*** Opening of Entries supplied ***
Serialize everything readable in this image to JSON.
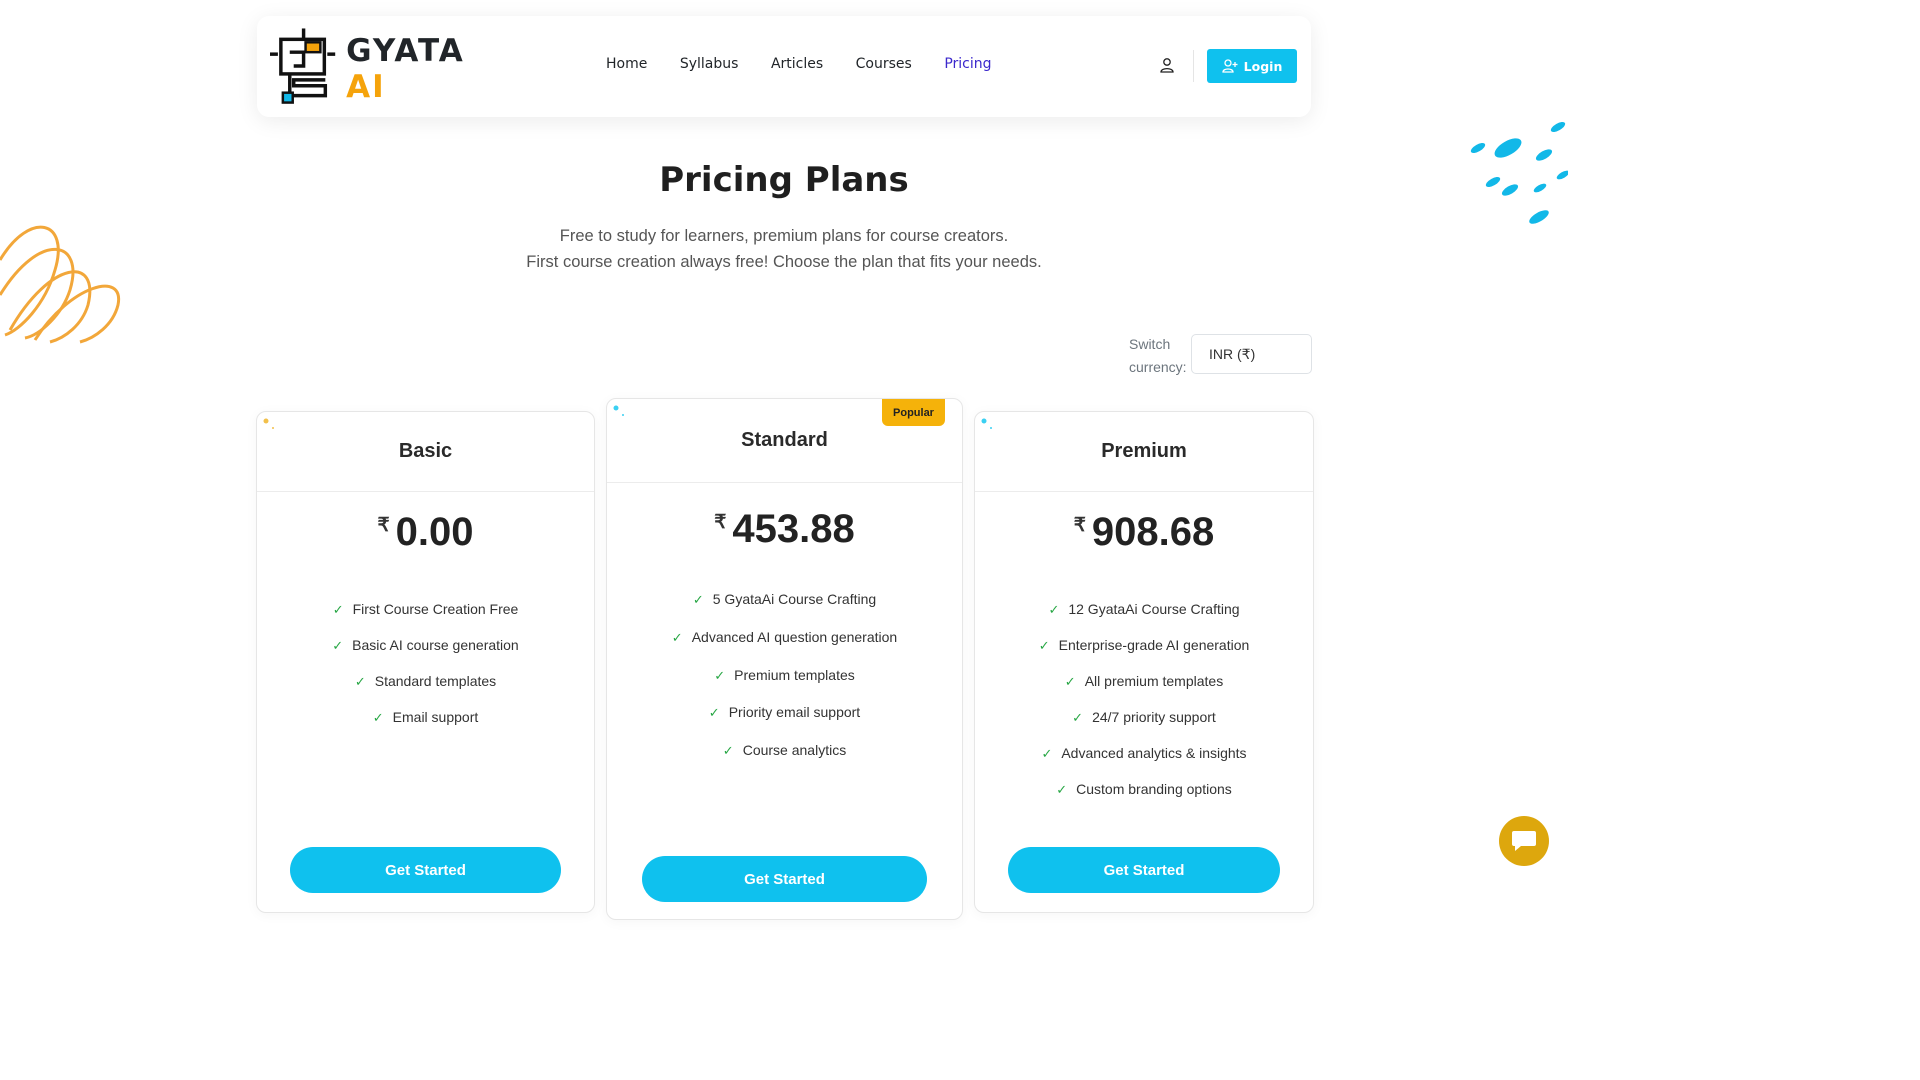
{
  "brand": {
    "name_main": "GYATA",
    "name_accent": "AI",
    "accent_color": "#f5a30b"
  },
  "nav": {
    "items": [
      {
        "label": "Home"
      },
      {
        "label": "Syllabus"
      },
      {
        "label": "Articles"
      },
      {
        "label": "Courses"
      },
      {
        "label": "Pricing",
        "active": true
      }
    ],
    "login_label": "Login",
    "user_icon": "user-icon",
    "login_icon": "user-plus-icon"
  },
  "hero": {
    "title": "Pricing Plans",
    "subtitle_line1": "Free to study for learners, premium plans for course creators.",
    "subtitle_line2": "First course creation always free! Choose the plan that fits your needs."
  },
  "currency": {
    "label_line1": "Switch",
    "label_line2": "currency:",
    "selected": "INR (₹)"
  },
  "plans": [
    {
      "name": "Basic",
      "currency_symbol": "₹",
      "price": "0.00",
      "features": [
        "First Course Creation Free",
        "Basic AI course generation",
        "Standard templates",
        "Email support"
      ],
      "cta": "Get Started"
    },
    {
      "name": "Standard",
      "badge": "Popular",
      "currency_symbol": "₹",
      "price": "453.88",
      "features": [
        "5 GyataAi Course Crafting",
        "Advanced AI question generation",
        "Premium templates",
        "Priority email support",
        "Course analytics"
      ],
      "cta": "Get Started"
    },
    {
      "name": "Premium",
      "currency_symbol": "₹",
      "price": "908.68",
      "features": [
        "12 GyataAi Course Crafting",
        "Enterprise-grade AI generation",
        "All premium templates",
        "24/7 priority support",
        "Advanced analytics & insights",
        "Custom branding options"
      ],
      "cta": "Get Started"
    }
  ],
  "colors": {
    "primary": "#0fc1ee",
    "nav_active": "#3b28cc",
    "popular_badge": "#f5b20a",
    "check": "#28a745",
    "chat": "#dda70d"
  },
  "chat": {
    "icon": "chat-bubble-icon"
  }
}
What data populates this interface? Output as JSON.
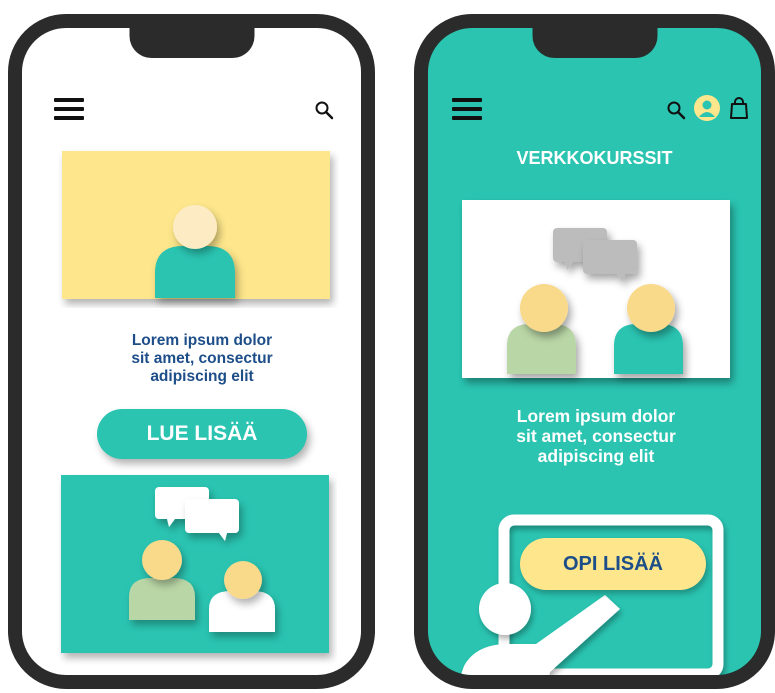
{
  "left_screen": {
    "menu_icon": "hamburger-menu-icon",
    "search_icon": "search-icon",
    "body_text": {
      "line1": "Lorem ipsum dolor",
      "line2": "sit amet, consectur",
      "line3": "adipiscing elit"
    },
    "cta_label": "LUE LISÄÄ"
  },
  "right_screen": {
    "menu_icon": "hamburger-menu-icon",
    "search_icon": "search-icon",
    "account_icon": "user-avatar-icon",
    "cart_icon": "shopping-bag-icon",
    "heading": "VERKKOKURSSIT",
    "body_text": {
      "line1": "Lorem ipsum dolor",
      "line2": "sit amet, consectur",
      "line3": "adipiscing elit"
    },
    "cta_label": "OPI LISÄÄ"
  },
  "colors": {
    "teal": "#2ac4b1",
    "yellow": "#fde68b",
    "navy_text": "#1d4e89",
    "face": "#f9d98a",
    "sage": "#b9d6a6",
    "frame": "#2b2b2b"
  }
}
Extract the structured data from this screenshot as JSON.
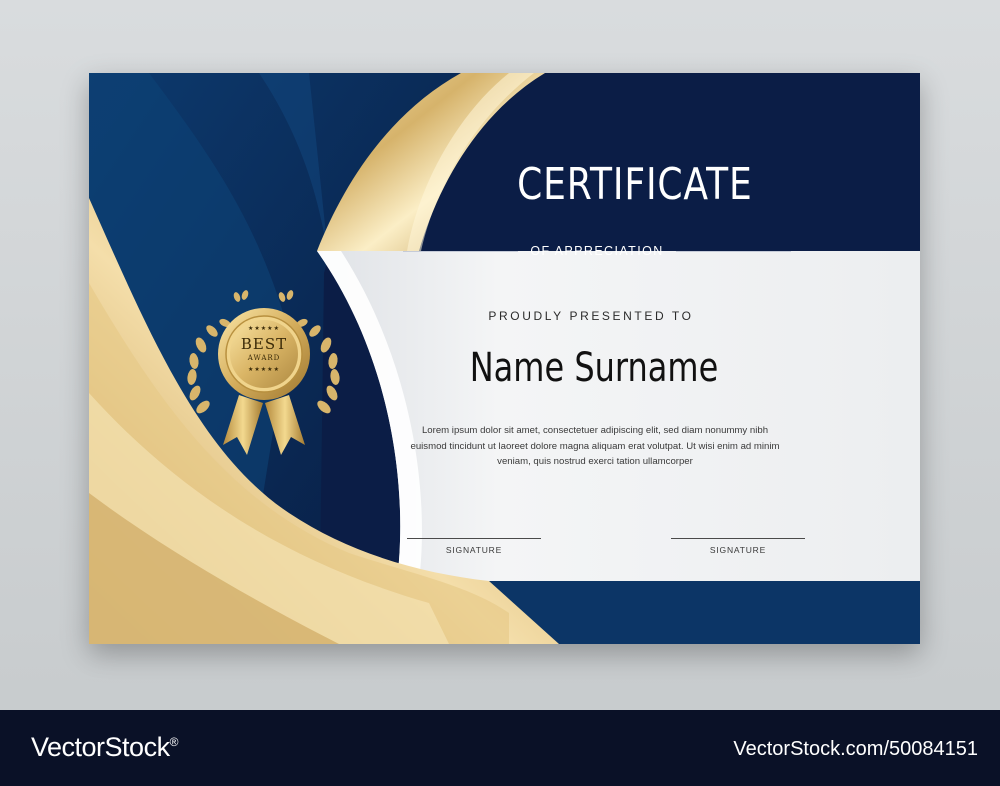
{
  "certificate": {
    "title": "CERTIFICATE",
    "subtitle": "OF APPRECIATION",
    "presented_label": "PROUDLY PRESENTED TO",
    "recipient_name": "Name Surname",
    "body_text": "Lorem ipsum dolor sit amet, consectetuer adipiscing elit, sed diam nonummy nibh euismod tincidunt ut laoreet dolore magna aliquam erat volutpat. Ut wisi enim ad minim veniam, quis nostrud exerci tation ullamcorper",
    "signatures": [
      {
        "label": "SIGNATURE"
      },
      {
        "label": "SIGNATURE"
      }
    ],
    "seal": {
      "line1": "BEST",
      "line2": "AWARD",
      "stars": "★★★★★",
      "icon": "award-ribbon-icon"
    }
  },
  "watermark": {
    "logo_text": "VectorStock",
    "registered_mark": "®",
    "image_id": "VectorStock.com/50084151"
  },
  "colors": {
    "navy": "#0b1f4a",
    "deep_blue": "#0c3566",
    "gold": "#d9b66e",
    "panel": "#f1f2f4",
    "footer": "#0a1127"
  }
}
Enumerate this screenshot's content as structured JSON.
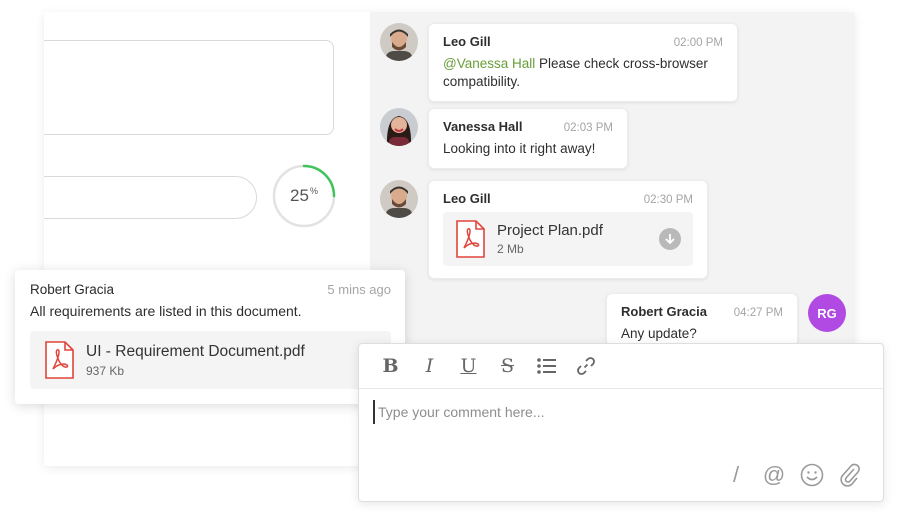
{
  "progress": {
    "value": "25",
    "unit": "%",
    "fraction": 0.25
  },
  "messages": [
    {
      "sender": "Leo Gill",
      "time": "02:00 PM",
      "mention": "@Vanessa Hall",
      "text_after_mention": " Please ",
      "text_bold": "check",
      "text_rest": " cross-browser compatibility."
    },
    {
      "sender": "Vanessa Hall",
      "time": "02:03 PM",
      "text": "Looking into it right away!"
    },
    {
      "sender": "Leo Gill",
      "time": "02:30 PM",
      "file": {
        "name": "Project Plan.pdf",
        "size": "2 Mb"
      }
    },
    {
      "sender": "Robert Gracia",
      "time": "04:27 PM",
      "text": "Any update?",
      "initials": "RG"
    }
  ],
  "float_card": {
    "sender": "Robert Gracia",
    "time": "5 mins ago",
    "text": "All requirements are listed in this document.",
    "file": {
      "name": "UI - Requirement Document.pdf",
      "size": "937 Kb"
    }
  },
  "editor": {
    "toolbar": {
      "bold": "B",
      "italic": "I",
      "underline": "U",
      "strike": "S"
    },
    "placeholder": "Type your comment here...",
    "actions": {
      "slash": "/",
      "mention": "@"
    }
  },
  "colors": {
    "accent_green": "#3ec45a",
    "mention_green": "#6a9d3a",
    "rg_purple": "#b04ae3",
    "pdf_red": "#e0453c"
  }
}
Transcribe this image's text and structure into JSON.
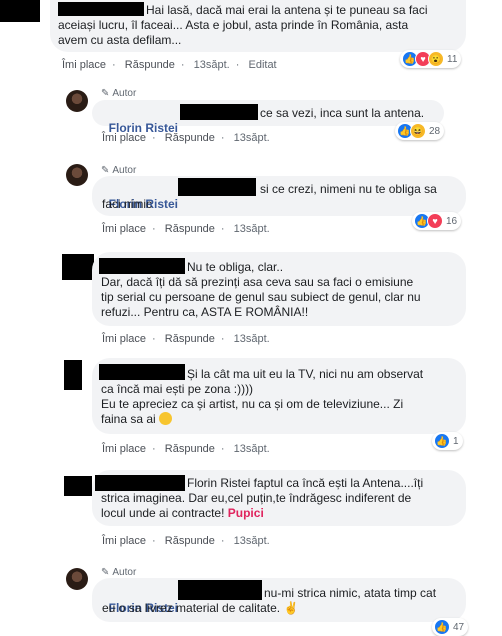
{
  "actions": {
    "like": "Îmi place",
    "reply": "Răspunde",
    "dot": "·",
    "edited": "Editat"
  },
  "author_badge": "Autor",
  "comments": [
    {
      "text": "Hai lasă, dacă mai erai la antena și te puneau sa faci\naceiași lucru, îl faceai... Asta e jobul, asta prinde în România, asta\navem cu asta defilam...",
      "time": "13săpt.",
      "reactions": {
        "icons": [
          "like-icon",
          "love-icon",
          "wow-icon"
        ],
        "count": "11"
      }
    },
    {
      "name": "Florin Ristei",
      "text": "ce sa vezi, inca sunt la antena.",
      "time": "13săpt.",
      "reactions": {
        "icons": [
          "like-icon",
          "haha-icon"
        ],
        "count": "28"
      }
    },
    {
      "name": "Florin Ristei",
      "text_line1": "si ce crezi, nimeni nu te obliga sa",
      "text_line2": "faci nimic",
      "time": "13săpt.",
      "reactions": {
        "icons": [
          "like-icon",
          "love-icon"
        ],
        "count": "16"
      }
    },
    {
      "text_line1": "Nu te obliga, clar..",
      "text_rest": "Dar, dacă îți dă să prezinți asa ceva sau sa faci o emisiune\ntip serial cu persoane de genul sau subiect de genul, clar nu\nrefuzi... Pentru ca, ASTA E ROMÂNIA!!",
      "time": "13săpt."
    },
    {
      "text_line1": "Și la cât ma uit eu la TV, nici nu am observat",
      "text_rest": "ca încă mai ești pe zona :))))\nEu te apreciez ca și artist, nu ca și om de televiziune... Zi\nfaina sa ai",
      "time": "13săpt.",
      "reactions": {
        "icons": [
          "like-icon"
        ],
        "count": "1"
      }
    },
    {
      "text_line1": "Florin Ristei faptul ca încă ești la Antena....îți",
      "text_rest": "strica imaginea. Dar eu,cel puțin,te îndrăgesc indiferent de\nlocul unde ai contracte!",
      "tag": "Pupici",
      "time": "13săpt."
    },
    {
      "name": "Florin Ristei",
      "text_line1": "nu-mi strica nimic, atata timp cat",
      "text_line2": "eu o sa livrez material de calitate.",
      "reactions": {
        "count": "47"
      }
    }
  ]
}
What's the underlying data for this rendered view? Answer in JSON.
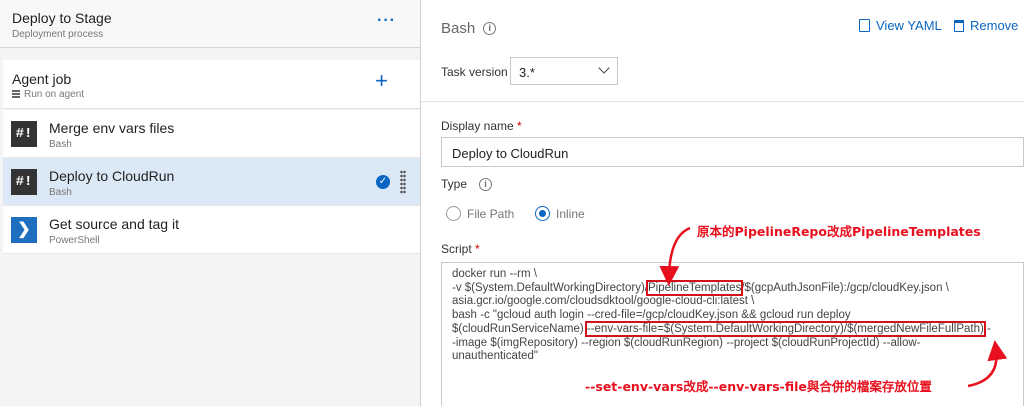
{
  "stage": {
    "title": "Deploy to Stage",
    "subtitle": "Deployment process",
    "more": "···"
  },
  "job": {
    "title": "Agent job",
    "subtitle": "Run on agent",
    "add": "+"
  },
  "tasks": [
    {
      "name": "Merge env vars files",
      "sub": "Bash",
      "icon": "#!"
    },
    {
      "name": "Deploy to CloudRun",
      "sub": "Bash",
      "icon": "#!"
    },
    {
      "name": "Get source and tag it",
      "sub": "PowerShell",
      "icon": "❯"
    }
  ],
  "panel": {
    "title": "Bash",
    "view_yaml": "View YAML",
    "remove": "Remove",
    "task_version_label": "Task version",
    "task_version_value": "3.*",
    "display_name_label": "Display name",
    "display_name_value": "Deploy to CloudRun",
    "type_label": "Type",
    "type_options": [
      "File Path",
      "Inline"
    ],
    "script_label": "Script",
    "required": "*"
  },
  "script": {
    "line1": "docker run --rm \\",
    "line2a": "-v $(System.DefaultWorkingDirectory)/",
    "line2b": "PipelineTemplates",
    "line2c": "/$(gcpAuthJsonFile):/gcp/cloudKey.json \\",
    "line3": "asia.gcr.io/google.com/cloudsdktool/google-cloud-cli:latest \\",
    "line4": "bash -c \"gcloud auth login --cred-file=/gcp/cloudKey.json && gcloud run deploy",
    "line5a": "$(cloudRunServiceName) ",
    "line5b": "--env-vars-file=$(System.DefaultWorkingDirectory)/$(mergedNewFileFullPath)",
    "line5c": " -",
    "line6": "-image $(imgRepository) --region $(cloudRunRegion) --project $(cloudRunProjectId) --allow-",
    "line7": "unauthenticated\""
  },
  "annotations": {
    "top": "原本的PipelineRepo改成PipelineTemplates",
    "bottom": "--set-env-vars改成--env-vars-file與合併的檔案存放位置"
  },
  "colors": {
    "accent": "#0a66c2",
    "annotation": "#e8101e",
    "selected": "#dbe8f5"
  }
}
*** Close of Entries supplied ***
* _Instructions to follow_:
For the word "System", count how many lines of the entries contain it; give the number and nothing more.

* _Answer to the exercise_:
2